While the current account deficit widened to US$40bn in the first eight months of 2022 versus US$13bn in the same period last year, this was largely been driven by energy imports. Indeed, the non-energy non-gold current account surplus rose from US$13bn to US$23bn over that same period. That said, the current account has been funded mainly by errors & omissions, which reached US$28bn in the period versus US$13bn last year, and it is unclear how durable this trend will be.

For now, Turkey can continue to muddle through with its liraisation policies. But it is unclear how long the balance of payments stability will persist, especially if energy prices stay high and/or errors & omissions begin to decline. Further, if the rollover rates for Turkish corporates begin to decline and/or a crisis of confidence causes a mass exodus of FX deposits from the Turkish banking system, then the temporary calm we have seen could give way to a severe crisis.

Indeed, the biggest revision relative to the April 2022 WEO is the Fund’s current account projections, with the deficit projected to average 2.6% of GDP over the medium term versus 0.8-1.6% of GDP in April. This, in turn, will pass through to continued exchange rate depreciation, with an implied exchange rate of 23.6/US$ on average in 2023 (>20% below the current level) and projected annual depreciation of 10% per year thereafter through 2027, based on our own calculations from the WEO data.

On the other end of the spectrum, there was still a relatively sanguine attitude towards the fiscal. While the tiny US$2.5bn budget deficit seen over the first nine months of the year is likely to give way to a much wider deficit in the last quarter of the year as Erdogan’s pre-election stimulus leads to a backloaded spike in spending, the IMF is still projecting a budget deficit of just 4.2% of GDP on the year and public debt of just 37.5% by the end of 2022.

But, while there is room to accommodate Erdogan’s pre-election spending binge for the time being, the direction of travel for the budget is quite concerning. The IMF projects a deficit of c6% of GDP over the medium term, pushing public debt to 45% of GDP by 2027. While this is still low, it will get increasingly difficult for Turkey to finance its deficit in an environment of tight global financial conditions. Conversely, increased reliance on domestic financing risks crowding out the private sector.

Generally speaking, there seems to be broad consensus that the direction of travel in Turkey is unsustainable and that, on the current trajectory, a crisis is more a matter of when than if. However, few people seem to think that a crisis is imminent, and there was even some optimism that political change in the mid-2023 elections could lead to a course correction in H2 23 (although there is concern that the opposition’s ability to unwind Erdogan’s web of unorthodox policies could be limited).

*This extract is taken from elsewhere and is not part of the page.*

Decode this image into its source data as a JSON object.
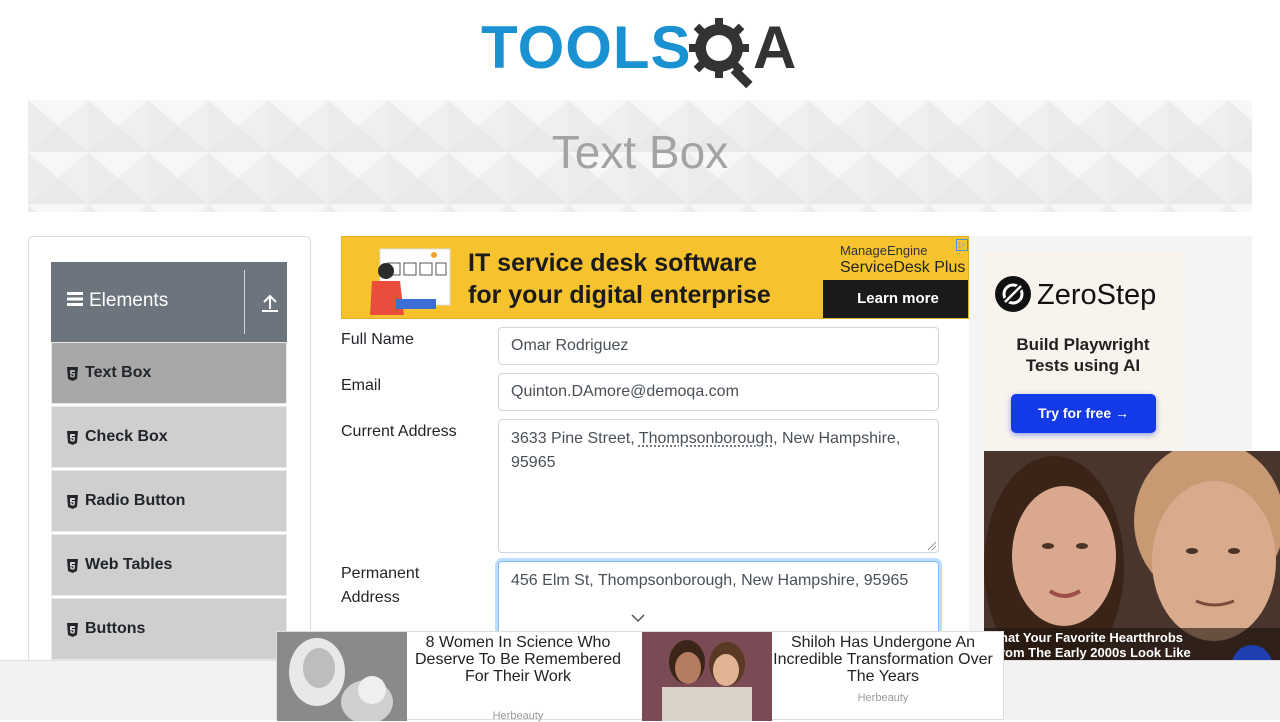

We retain our Sell recommendation on TRY and local currency government debt and Hold recommendation on Turkish eurobonds.

Turkey WEO